_ Andre Briviba, research assistant, CREMA – Center for Research in Economics, Management and the Arts; Bruno S. Frey, permanent visiting professor, University of Basel, research director, CREMA. Zurich, 15 September 2021.*
The Olympic Games are over and the sports teams have returned home with more or less proud medal tables. Two factors are of major importance for a country’s Olympic medal success: gene pool and per capita income. Which countries were over- and underperformers at this year’s games in this regard?
Actually, no medal tables should be published at the Olympics. They do not correspond to the idea of the founder of the modern Olympic Games, Baron de Coubertin, who dreamed of a “peaceful meeting of the youth of the world”. A list of how many gold, silver and bronze medals a country’s athletes have won tends to inspire national pride. However, it should be added right away: The origin of an athlete also played a major role in the ancient Olympics. It was not uncommon for winners to receive generous material rewards from their cities of origin because they basked in the splendor of their successful athletes.

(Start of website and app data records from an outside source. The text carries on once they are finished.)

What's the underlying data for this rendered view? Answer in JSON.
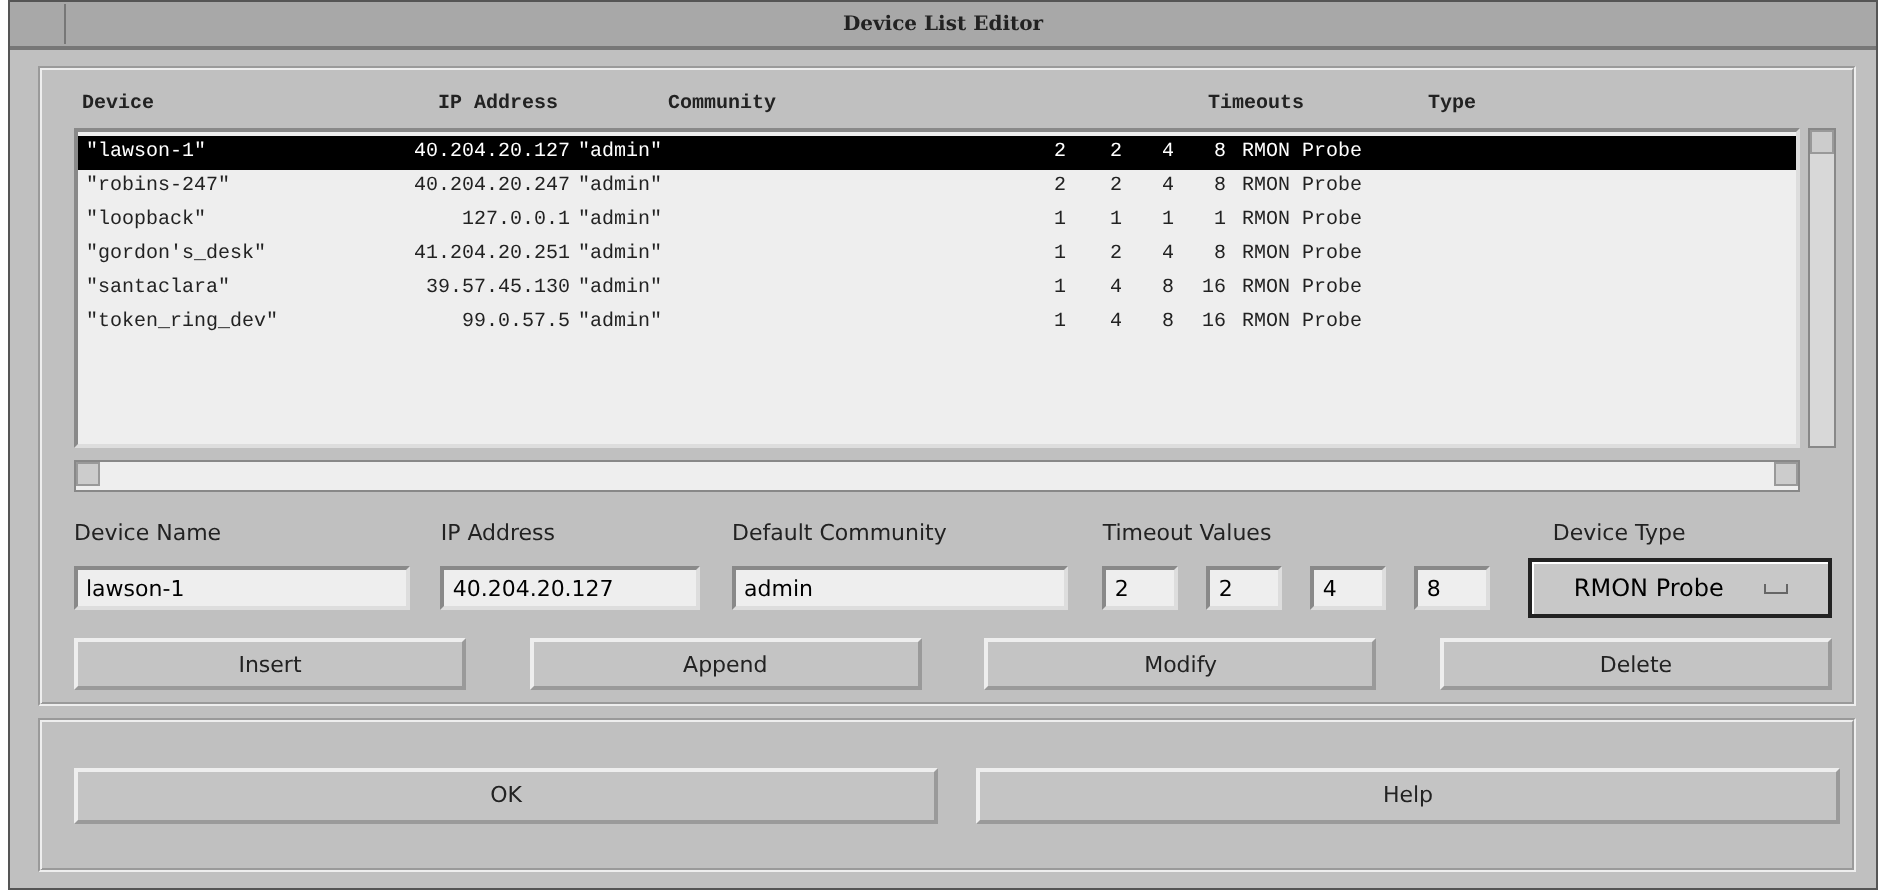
{
  "window": {
    "title": "Device List Editor"
  },
  "list": {
    "columns": [
      "Device",
      "IP Address",
      "Community",
      "Timeouts",
      "Type"
    ],
    "rows": [
      {
        "device": "\"lawson-1\"",
        "ip": "40.204.20.127",
        "community": "\"admin\"",
        "timeouts": [
          "2",
          "2",
          "4",
          "8"
        ],
        "type": "RMON Probe",
        "selected": true
      },
      {
        "device": "\"robins-247\"",
        "ip": "40.204.20.247",
        "community": "\"admin\"",
        "timeouts": [
          "2",
          "2",
          "4",
          "8"
        ],
        "type": "RMON Probe",
        "selected": false
      },
      {
        "device": "\"loopback\"",
        "ip": "127.0.0.1",
        "community": "\"admin\"",
        "timeouts": [
          "1",
          "1",
          "1",
          "1"
        ],
        "type": "RMON Probe",
        "selected": false
      },
      {
        "device": "\"gordon's_desk\"",
        "ip": "41.204.20.251",
        "community": "\"admin\"",
        "timeouts": [
          "1",
          "2",
          "4",
          "8"
        ],
        "type": "RMON Probe",
        "selected": false
      },
      {
        "device": "\"santaclara\"",
        "ip": "39.57.45.130",
        "community": "\"admin\"",
        "timeouts": [
          "1",
          "4",
          "8",
          "16"
        ],
        "type": "RMON Probe",
        "selected": false
      },
      {
        "device": "\"token_ring_dev\"",
        "ip": "99.0.57.5",
        "community": "\"admin\"",
        "timeouts": [
          "1",
          "4",
          "8",
          "16"
        ],
        "type": "RMON Probe",
        "selected": false
      }
    ]
  },
  "form": {
    "device_name": {
      "label": "Device Name",
      "value": "lawson-1"
    },
    "ip_address": {
      "label": "IP Address",
      "value": "40.204.20.127"
    },
    "community": {
      "label": "Default Community",
      "value": "admin"
    },
    "timeouts": {
      "label": "Timeout Values",
      "values": [
        "2",
        "2",
        "4",
        "8"
      ]
    },
    "device_type": {
      "label": "Device Type",
      "value": "RMON Probe"
    }
  },
  "actions": [
    "Insert",
    "Append",
    "Modify",
    "Delete"
  ],
  "buttons": [
    "OK",
    "Help"
  ]
}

This phenomenon has persisted to this day, with Singapore topping the list of the most generous countries. There, a gold medal is rewarded with around 830,000 euros while Germany rewards such a medal with 20,000 euros.
Today the sporting success of a country is shown everywhere by means of a medal table. The population of a nation with many (gold) medals feel happy, which is of course welcomed by politicians and sporting interest groups. If a nation is doing badly, the highest possible financial support is required in order to improve its rank in the future. If a nation is particularly successful, the same thing happens so that this rank can be maintained.
The German athletes did well in Tokyo. They brought home 10 gold, 11 silver and 18 bronze medals. In the medal table, which is usually shown, they take ninth place.
Two key factors in medal success
The question arises as to what Olympic success can be traced back to. There are two main determinants. The first is the gene pool that can be accessed. Countries with a large population – e.g. China with 1.5 or India with 1.4 billion people – can find genetically particularly suitable people for each sport more easily than a country like Germany with around 84 million or Switzerland with around 8 million can.
The second important determinant is the extent to which the athletic gene pool is used. To this end, many factors have to be cited, in particular the suitable selection in early youth, the infrastructure to be able to practice a sport (e.g., the number of tennis courts), the promotion of the particularly gifted through financial support (e.g., through state employment in the military) and especially effective training methods. These various factors are closely related to a country’s economic prosperity – per capita income. A poor country can afford the corresponding expenses less than a rich country.
We used a regression analysis to determine the connection between these two essential determinants. We have deliberately limited ourselves to two explanatory factors. The number of medals achieved by a nation is explained on the basis of its logarithmic population size and its per capita income, which was standardized for purchasing power in US dollars. With this simple approach, 36 percent of the variation between countries is attributed to the two determiners. Both the logarithm of the population size and the per capita income turn out to be statistically significant determinants (p <0.01).
Overperformers and underperformers among the sporting nations
According to our calculations, the German athletes “should” have won 30 medals, which is fewer than the 37 medals actually won. So they performed better than would have been expected based on our model. Germany’s neighbouring countries, Austria and Switzerland, should have won 18 and 23 medals, respectively, given their population size and income per capita; in reality it was only 7 and 13, i.e. only 39 percent and 57 percent of the potential we calculated.
The medal table used in the media is based exclusively on the number of gold medals won. This is lead by the United States, followed by China, Japan, and Great Britain and Russia at the top. The American participants won almost exactly a third of all medals, namely 113 of a total of 339 medals awarded. If population size and income per capita are taken into account, they would only have won 42 medals. This suggests that other important factors, especially sports management as a whole, play an important role. China, which is in second place in the usual medal table, won 88 medals, whereas according to the two most important determinants, population size and per capita income, it would only have been 35 medals.
In contrast, Argentina «should» have won 15 medals, but actually only achieved 3 medals. Even more extreme is India, which was awarded only 7 medals, according to population size (1.4 billion) and per capita income 31 would have been appropriate. Obviously, with better sports management, these countries would have the ability to win more medals.
Several countries are exactly reaching their potential. The Canadian athletes bring home 24 medals, exactly the number calculated according to the gene pool and economic prosperity. The same applies to Brazil and Kenya.
Of course, the medal wins can also be assigned to many other determinants, but it is still astonishing that the number of medals won can be easily understood with the population size and per capita income alone. It will be exciting to see whether the size of the population or the factors associated with a high per capita income such as the degree of utilization of talents and training methods will dominate in the future.
*Translated from Oekonomenstimme of the KOF ETH Zurich.